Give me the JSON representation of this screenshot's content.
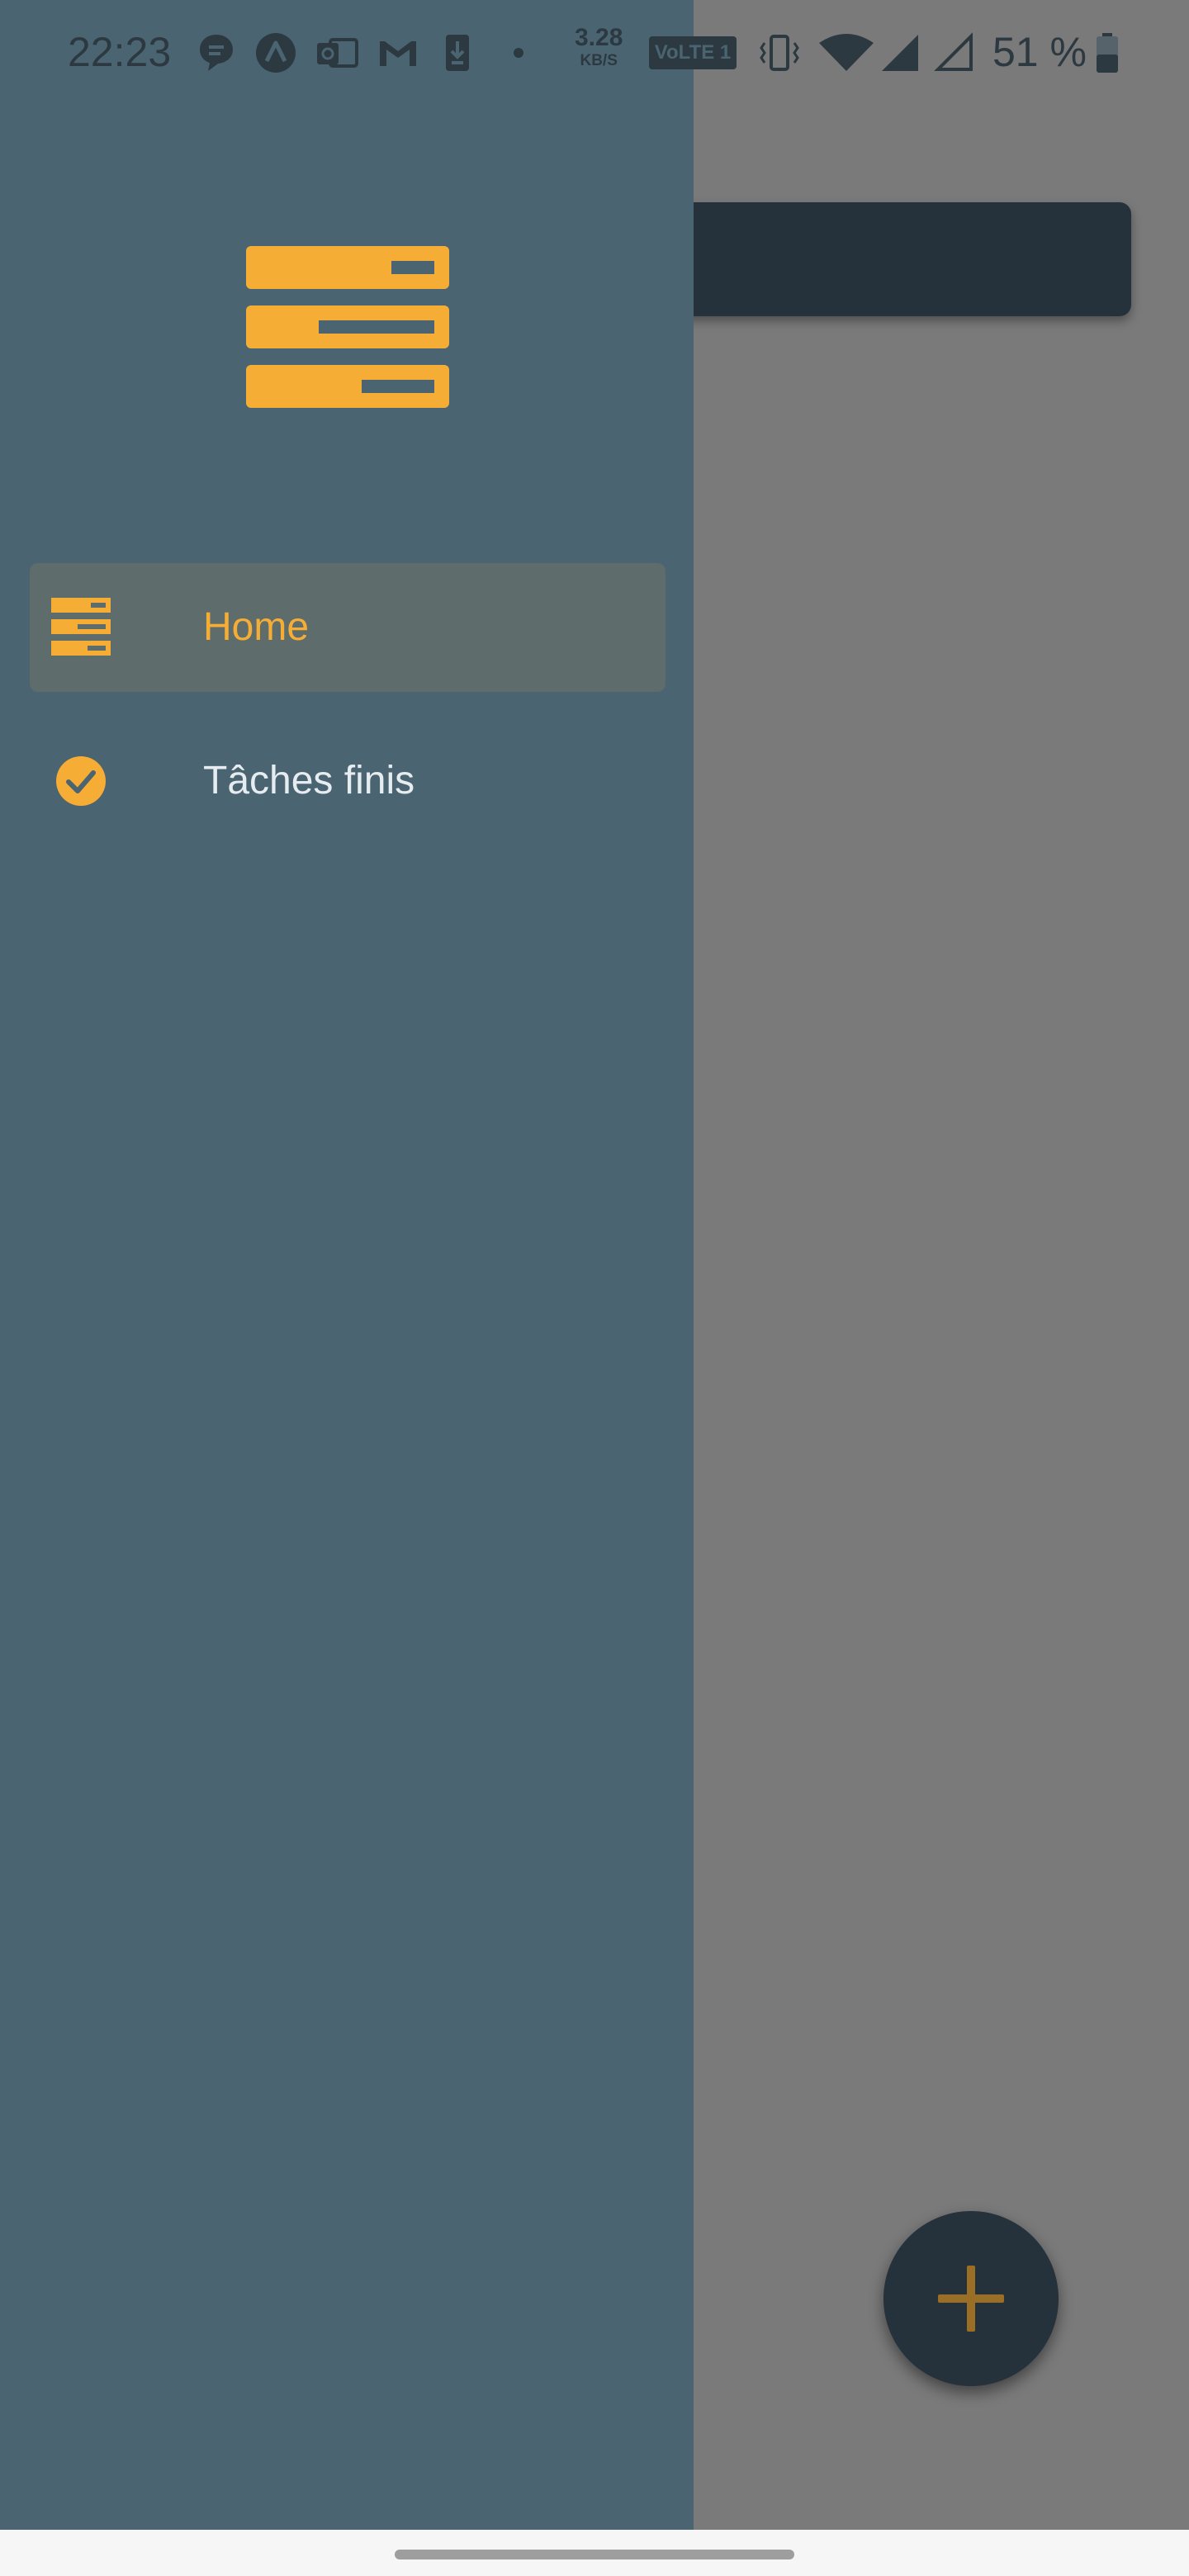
{
  "status_bar": {
    "time": "22:23",
    "net_speed_value": "3.28",
    "net_speed_unit": "KB/S",
    "volte_label": "VoLTE 1",
    "battery_text": "51 %"
  },
  "drawer": {
    "items": [
      {
        "label": "Home",
        "icon": "list-icon",
        "active": true
      },
      {
        "label": "Tâches finis",
        "icon": "check-circle-icon",
        "active": false
      }
    ]
  },
  "fab": {
    "icon": "plus-icon"
  },
  "colors": {
    "accent": "#f6ad36",
    "drawer_bg": "#4a6472",
    "dark_surface": "#25323c",
    "scrim": "#7a7a7a"
  }
}
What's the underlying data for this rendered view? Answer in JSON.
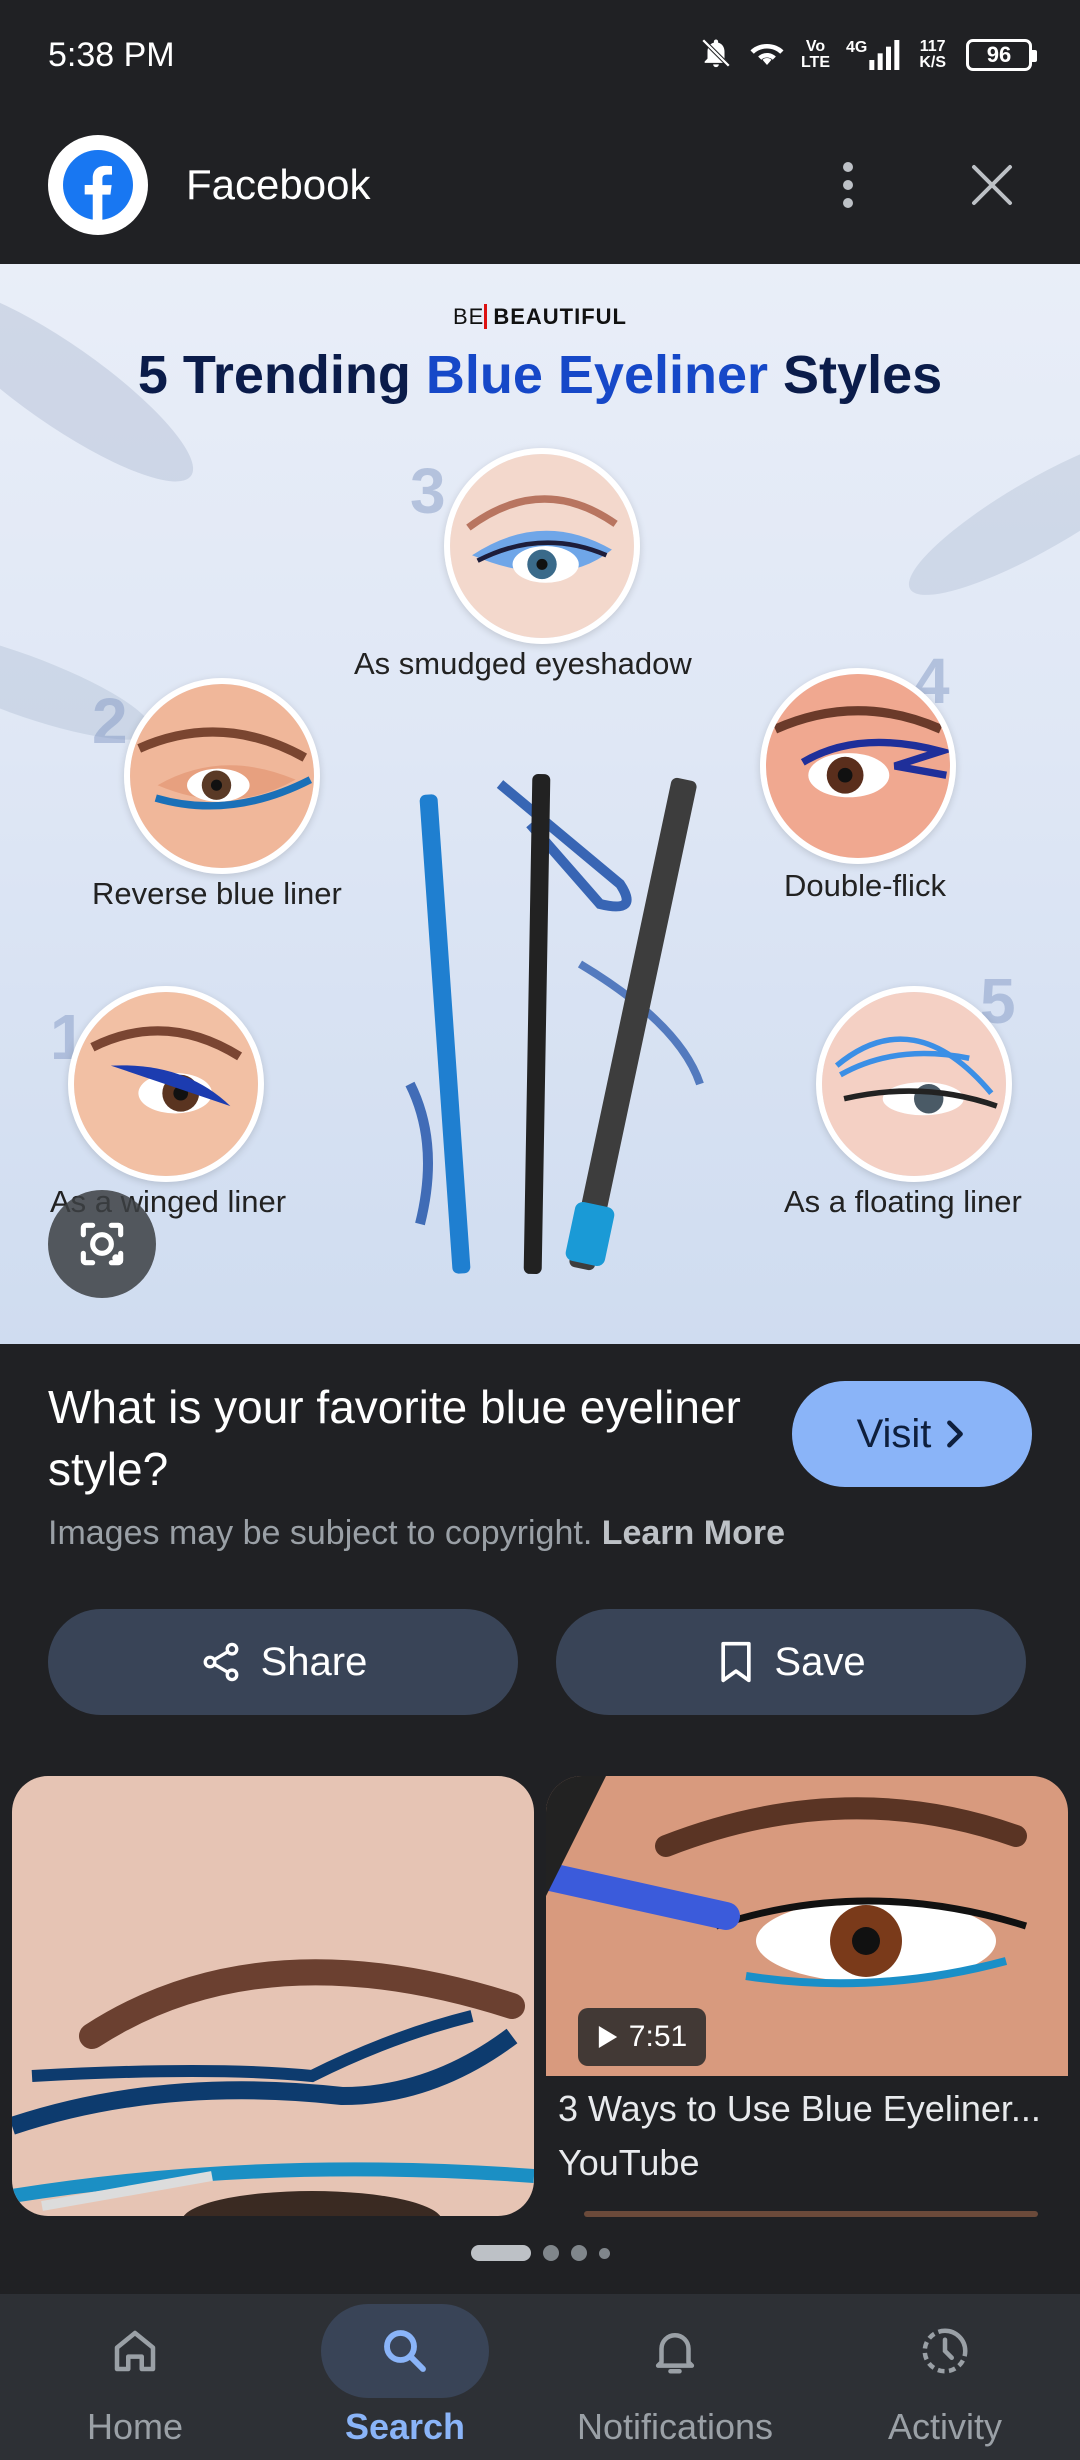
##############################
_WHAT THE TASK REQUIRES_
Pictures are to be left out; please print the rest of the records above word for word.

_TASK RESULT_
Give me the JSON representation of this screenshot's content.
{
  "status_bar": {
    "time": "22:23",
    "net_speed_value": "3.28",
    "net_speed_unit": "KB/S",
    "volte_label": "VoLTE 1",
    "battery_text": "51 %"
  },
  "drawer": {
    "items": [
      {
        "label": "Home",
        "icon": "list-icon",
        "active": true
      },
      {
        "label": "Tâches finis",
        "icon": "check-circle-icon",
        "active": false
      }
    ]
  },
  "fab": {
    "icon": "plus-icon"
  },
  "colors": {
    "accent": "#f6ad36",
    "drawer_bg": "#4a6472",
    "dark_surface": "#25323c",
    "scrim": "#7a7a7a"
  }
}
What's the underlying data for this rendered view? Answer in JSON.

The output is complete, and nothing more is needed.